— Task goal —
Copy the records below in full, keeping each word as it is but omitting the pictures.

[Source records]
**********

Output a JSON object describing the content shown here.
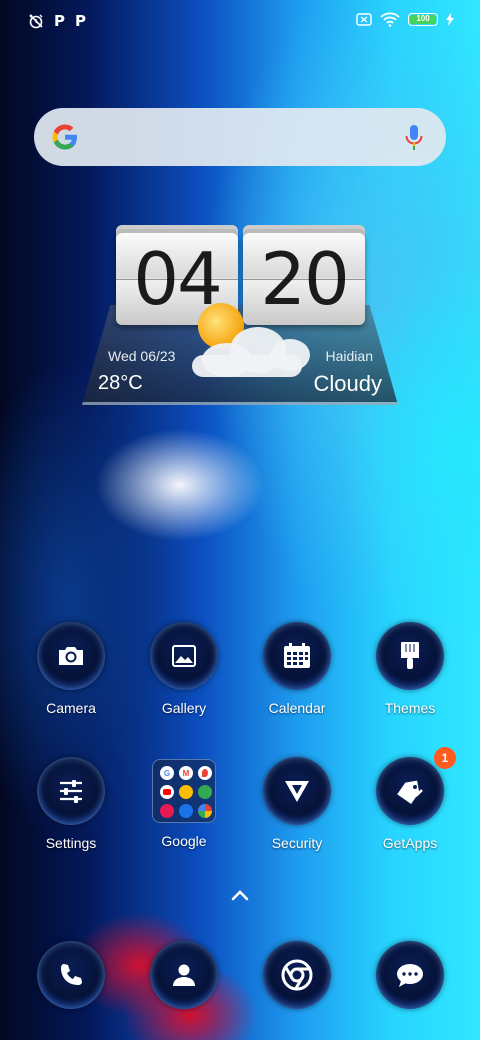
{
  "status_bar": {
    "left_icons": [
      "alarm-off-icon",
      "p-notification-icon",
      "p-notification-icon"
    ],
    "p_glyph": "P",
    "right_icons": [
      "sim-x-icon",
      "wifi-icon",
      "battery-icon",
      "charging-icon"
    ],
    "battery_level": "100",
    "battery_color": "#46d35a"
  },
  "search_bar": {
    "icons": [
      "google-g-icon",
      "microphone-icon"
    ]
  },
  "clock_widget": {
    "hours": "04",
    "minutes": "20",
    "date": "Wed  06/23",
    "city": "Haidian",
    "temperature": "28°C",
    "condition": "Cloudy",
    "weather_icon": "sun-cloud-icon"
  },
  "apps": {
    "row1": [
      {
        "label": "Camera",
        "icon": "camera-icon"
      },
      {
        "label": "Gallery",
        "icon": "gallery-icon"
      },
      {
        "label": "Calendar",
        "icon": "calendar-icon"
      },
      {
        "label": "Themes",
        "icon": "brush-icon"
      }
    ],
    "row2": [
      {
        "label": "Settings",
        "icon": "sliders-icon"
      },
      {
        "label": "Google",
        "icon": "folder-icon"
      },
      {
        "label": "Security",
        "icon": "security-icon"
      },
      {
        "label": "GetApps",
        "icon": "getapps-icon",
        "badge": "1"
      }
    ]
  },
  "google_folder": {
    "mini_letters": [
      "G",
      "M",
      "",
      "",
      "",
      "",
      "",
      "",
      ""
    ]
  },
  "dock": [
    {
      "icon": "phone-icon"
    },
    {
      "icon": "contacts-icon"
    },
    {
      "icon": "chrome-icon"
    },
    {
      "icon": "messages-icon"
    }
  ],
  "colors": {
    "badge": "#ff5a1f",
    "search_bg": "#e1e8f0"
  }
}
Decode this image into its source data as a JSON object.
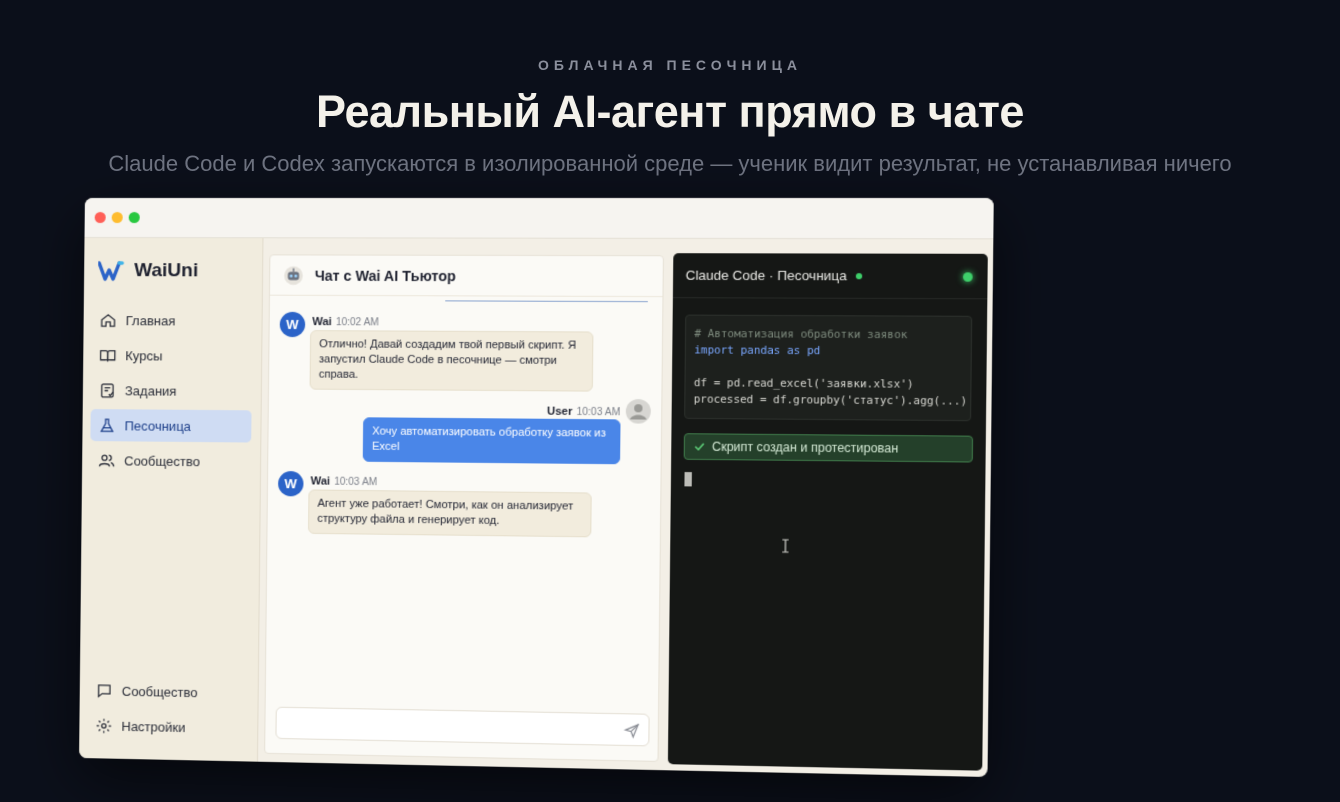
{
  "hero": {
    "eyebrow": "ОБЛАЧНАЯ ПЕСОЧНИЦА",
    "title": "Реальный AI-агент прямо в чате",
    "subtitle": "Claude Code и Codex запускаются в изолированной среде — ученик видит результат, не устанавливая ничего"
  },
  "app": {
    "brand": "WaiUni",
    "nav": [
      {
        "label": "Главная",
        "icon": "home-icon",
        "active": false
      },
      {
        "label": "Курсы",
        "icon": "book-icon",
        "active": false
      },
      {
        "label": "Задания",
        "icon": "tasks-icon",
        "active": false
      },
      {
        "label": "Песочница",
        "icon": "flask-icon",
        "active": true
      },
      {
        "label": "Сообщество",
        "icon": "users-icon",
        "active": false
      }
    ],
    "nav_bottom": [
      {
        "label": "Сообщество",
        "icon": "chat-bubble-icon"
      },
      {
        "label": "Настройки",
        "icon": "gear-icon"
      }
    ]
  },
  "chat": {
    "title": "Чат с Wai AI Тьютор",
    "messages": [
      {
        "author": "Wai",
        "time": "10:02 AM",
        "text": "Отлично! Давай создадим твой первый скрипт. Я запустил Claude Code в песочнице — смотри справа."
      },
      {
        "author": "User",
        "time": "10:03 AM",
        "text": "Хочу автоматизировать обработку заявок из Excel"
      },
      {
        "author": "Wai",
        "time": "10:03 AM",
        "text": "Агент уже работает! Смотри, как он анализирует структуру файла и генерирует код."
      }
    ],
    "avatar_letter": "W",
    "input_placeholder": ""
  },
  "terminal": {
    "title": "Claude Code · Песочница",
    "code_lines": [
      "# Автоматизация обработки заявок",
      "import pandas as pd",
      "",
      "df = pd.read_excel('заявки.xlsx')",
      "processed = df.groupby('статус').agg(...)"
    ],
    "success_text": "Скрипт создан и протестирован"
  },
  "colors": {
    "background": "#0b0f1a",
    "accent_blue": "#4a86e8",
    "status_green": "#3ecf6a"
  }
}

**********

— Solved problem —
Output a JSON object describing the content shown here.
{
  "status_bar": {
    "left_icons": [
      "alarm-off-icon",
      "p-notification-icon",
      "p-notification-icon"
    ],
    "p_glyph": "P",
    "right_icons": [
      "sim-x-icon",
      "wifi-icon",
      "battery-icon",
      "charging-icon"
    ],
    "battery_level": "100",
    "battery_color": "#46d35a"
  },
  "search_bar": {
    "icons": [
      "google-g-icon",
      "microphone-icon"
    ]
  },
  "clock_widget": {
    "hours": "04",
    "minutes": "20",
    "date": "Wed  06/23",
    "city": "Haidian",
    "temperature": "28°C",
    "condition": "Cloudy",
    "weather_icon": "sun-cloud-icon"
  },
  "apps": {
    "row1": [
      {
        "label": "Camera",
        "icon": "camera-icon"
      },
      {
        "label": "Gallery",
        "icon": "gallery-icon"
      },
      {
        "label": "Calendar",
        "icon": "calendar-icon"
      },
      {
        "label": "Themes",
        "icon": "brush-icon"
      }
    ],
    "row2": [
      {
        "label": "Settings",
        "icon": "sliders-icon"
      },
      {
        "label": "Google",
        "icon": "folder-icon"
      },
      {
        "label": "Security",
        "icon": "security-icon"
      },
      {
        "label": "GetApps",
        "icon": "getapps-icon",
        "badge": "1"
      }
    ]
  },
  "google_folder": {
    "mini_letters": [
      "G",
      "M",
      "",
      "",
      "",
      "",
      "",
      "",
      ""
    ]
  },
  "dock": [
    {
      "icon": "phone-icon"
    },
    {
      "icon": "contacts-icon"
    },
    {
      "icon": "chrome-icon"
    },
    {
      "icon": "messages-icon"
    }
  ],
  "colors": {
    "badge": "#ff5a1f",
    "search_bg": "#e1e8f0"
  }
}
Decode this image into its source data as a JSON object.
{
  "hero": {
    "eyebrow": "ОБЛАЧНАЯ ПЕСОЧНИЦА",
    "title": "Реальный AI-агент прямо в чате",
    "subtitle": "Claude Code и Codex запускаются в изолированной среде — ученик видит результат, не устанавливая ничего"
  },
  "app": {
    "brand": "WaiUni",
    "nav": [
      {
        "label": "Главная",
        "icon": "home-icon",
        "active": false
      },
      {
        "label": "Курсы",
        "icon": "book-icon",
        "active": false
      },
      {
        "label": "Задания",
        "icon": "tasks-icon",
        "active": false
      },
      {
        "label": "Песочница",
        "icon": "flask-icon",
        "active": true
      },
      {
        "label": "Сообщество",
        "icon": "users-icon",
        "active": false
      }
    ],
    "nav_bottom": [
      {
        "label": "Сообщество",
        "icon": "chat-bubble-icon"
      },
      {
        "label": "Настройки",
        "icon": "gear-icon"
      }
    ]
  },
  "chat": {
    "title": "Чат с Wai AI Тьютор",
    "messages": [
      {
        "author": "Wai",
        "time": "10:02 AM",
        "text": "Отлично! Давай создадим твой первый скрипт. Я запустил Claude Code в песочнице — смотри справа."
      },
      {
        "author": "User",
        "time": "10:03 AM",
        "text": "Хочу автоматизировать обработку заявок из Excel"
      },
      {
        "author": "Wai",
        "time": "10:03 AM",
        "text": "Агент уже работает! Смотри, как он анализирует структуру файла и генерирует код."
      }
    ],
    "avatar_letter": "W",
    "input_placeholder": ""
  },
  "terminal": {
    "title": "Claude Code · Песочница",
    "code_lines": [
      "# Автоматизация обработки заявок",
      "import pandas as pd",
      "",
      "df = pd.read_excel('заявки.xlsx')",
      "processed = df.groupby('статус').agg(...)"
    ],
    "success_text": "Скрипт создан и протестирован"
  },
  "colors": {
    "background": "#0b0f1a",
    "accent_blue": "#4a86e8",
    "status_green": "#3ecf6a"
  }
}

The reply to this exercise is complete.